===== Source data =====

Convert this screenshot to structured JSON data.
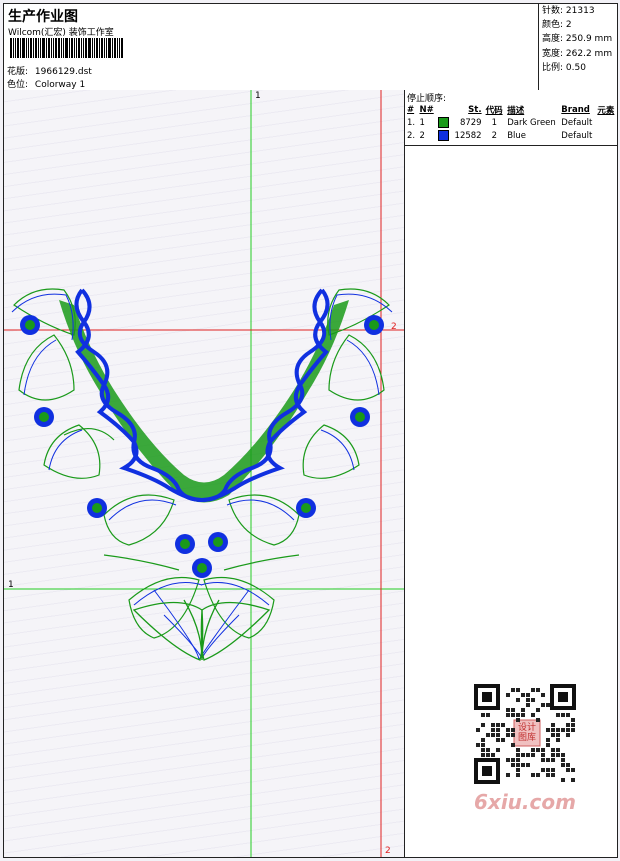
{
  "header": {
    "title": "生产作业图",
    "studio": "Wilcom(汇宏) 装饰工作室",
    "design_label": "花版:",
    "design_value": "1966129.dst",
    "colorway_label": "色位:",
    "colorway_value": "Colorway 1"
  },
  "stats": [
    {
      "label": "针数:",
      "value": "21313"
    },
    {
      "label": "颜色:",
      "value": "2"
    },
    {
      "label": "高度:",
      "value": "250.9 mm"
    },
    {
      "label": "宽度:",
      "value": "262.2 mm"
    },
    {
      "label": "比例:",
      "value": "0.50"
    }
  ],
  "sequence": {
    "heading": "停止顺序:",
    "columns": [
      "#",
      "N#",
      "St.",
      "代码",
      "描述",
      "Brand",
      "元素"
    ],
    "rows": [
      {
        "num": "1.",
        "n": "1",
        "color": "#1a9a1a",
        "stitches": "8729",
        "code": "1",
        "desc": "Dark Green",
        "brand": "Default",
        "element": ""
      },
      {
        "num": "2.",
        "n": "2",
        "color": "#1030e0",
        "stitches": "12582",
        "code": "2",
        "desc": "Blue",
        "brand": "Default",
        "element": ""
      }
    ]
  },
  "guides": {
    "green_v": "1",
    "green_h": "1",
    "red_v": "2",
    "red_h": "2"
  },
  "watermark": "6xiu.com",
  "qr_stamp": "设计图库",
  "colors": {
    "green": "#1a9a1a",
    "blue": "#1030e0",
    "guide_green": "#22cc22",
    "guide_red": "#e02020"
  }
}
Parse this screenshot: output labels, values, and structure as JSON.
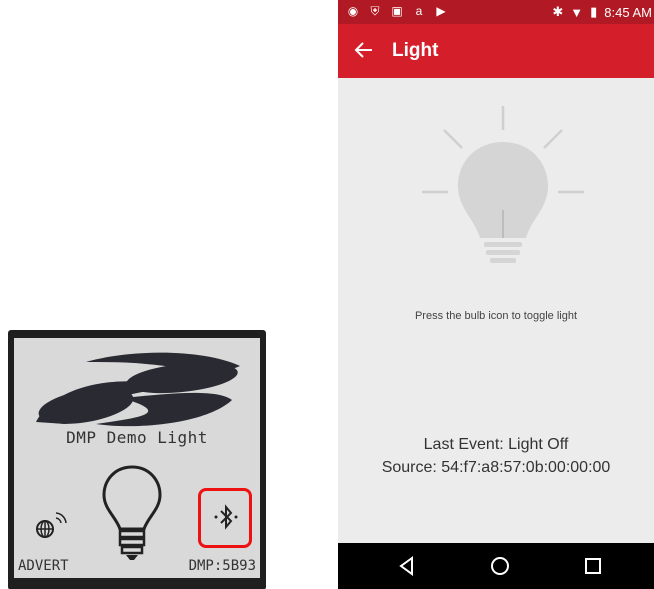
{
  "lcd": {
    "title": "DMP Demo Light",
    "status_left": "ADVERT",
    "status_right": "DMP:5B93",
    "icons": [
      "silabs-logo-icon",
      "lightbulb-icon",
      "wireless-globe-icon",
      "bluetooth-icon"
    ],
    "highlight_color": "#ee1111"
  },
  "phone": {
    "status_bar": {
      "time": "8:45 AM",
      "icons_left": [
        "chrome-icon",
        "shield-icon",
        "image-icon",
        "amazon-icon",
        "play-icon"
      ],
      "icons_right": [
        "bluetooth-icon",
        "wifi-icon",
        "battery-icon"
      ]
    },
    "app_bar": {
      "title": "Light",
      "color": "#d41f2b"
    },
    "bulb_state": "off",
    "hint": "Press the bulb icon to toggle light",
    "last_event": "Last Event: Light Off",
    "source": "Source: 54:f7:a8:57:0b:00:00:00",
    "nav": [
      "back-icon",
      "home-icon",
      "recents-icon"
    ]
  }
}
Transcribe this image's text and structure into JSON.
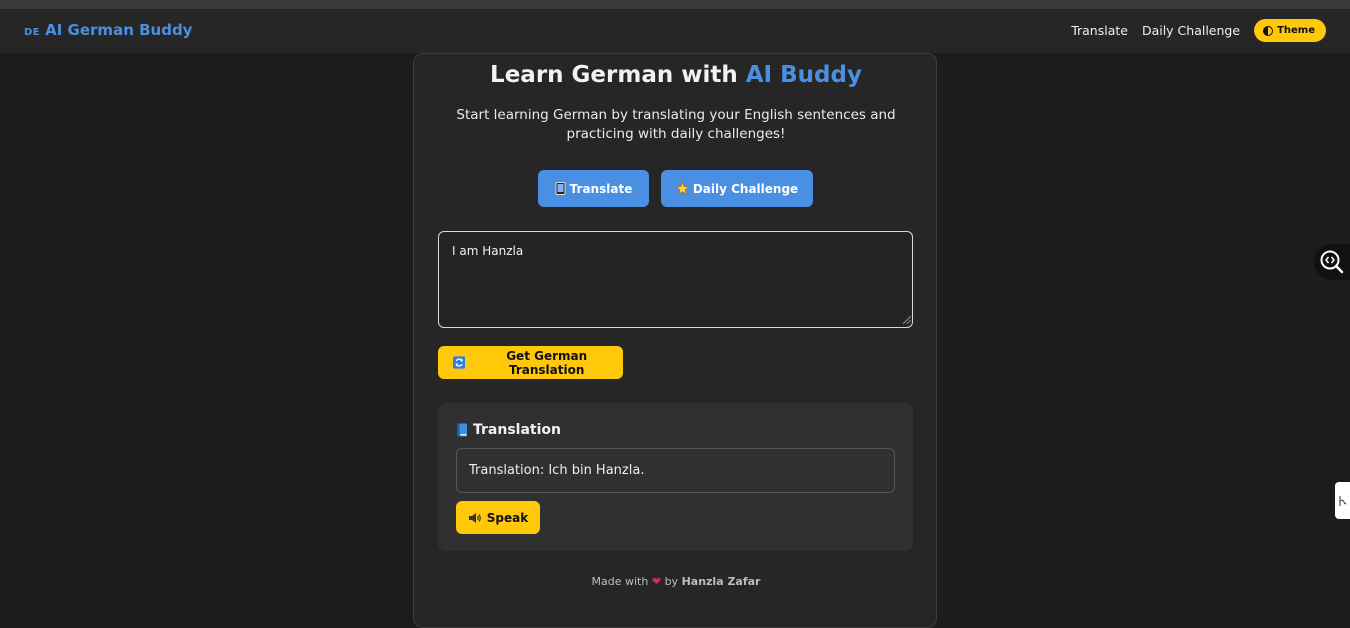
{
  "navbar": {
    "brand_flag": "DE",
    "brand_name": "AI German Buddy",
    "links": [
      "Translate",
      "Daily Challenge"
    ],
    "theme_label": "Theme"
  },
  "hero": {
    "title_main": "Learn German with ",
    "title_accent": "AI Buddy",
    "subtitle": "Start learning German by translating your English sentences and practicing with daily challenges!"
  },
  "tabs": {
    "translate_label": "Translate",
    "challenge_label": "Daily Challenge"
  },
  "input": {
    "value": "I am Hanzla"
  },
  "actions": {
    "get_translation_label": "Get German Translation"
  },
  "result": {
    "heading": "Translation",
    "text": "Translation: Ich bin Hanzla.",
    "speak_label": "Speak"
  },
  "footer": {
    "made_with": "Made with",
    "by": "by",
    "author": "Hanzla Zafar"
  },
  "colors": {
    "accent_blue": "#4a90e2",
    "accent_yellow": "#ffc80a",
    "background": "#1c1c1c",
    "card": "#262626",
    "heart": "#e0245e"
  },
  "icons": {
    "translate_tab": "tablet-icon",
    "challenge_tab": "star-icon",
    "get_translation": "refresh-icon",
    "result_heading": "book-icon",
    "speak": "speaker-icon",
    "theme": "half-circle-icon",
    "side_tool": "code-search-icon"
  }
}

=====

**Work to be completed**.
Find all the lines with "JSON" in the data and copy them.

**Answer to the exercise**.
Convert this screenshot to structured JSON data.
Parse this screenshot: output labels, values, and structure as JSON.
Transcribe this image's text and structure into JSON.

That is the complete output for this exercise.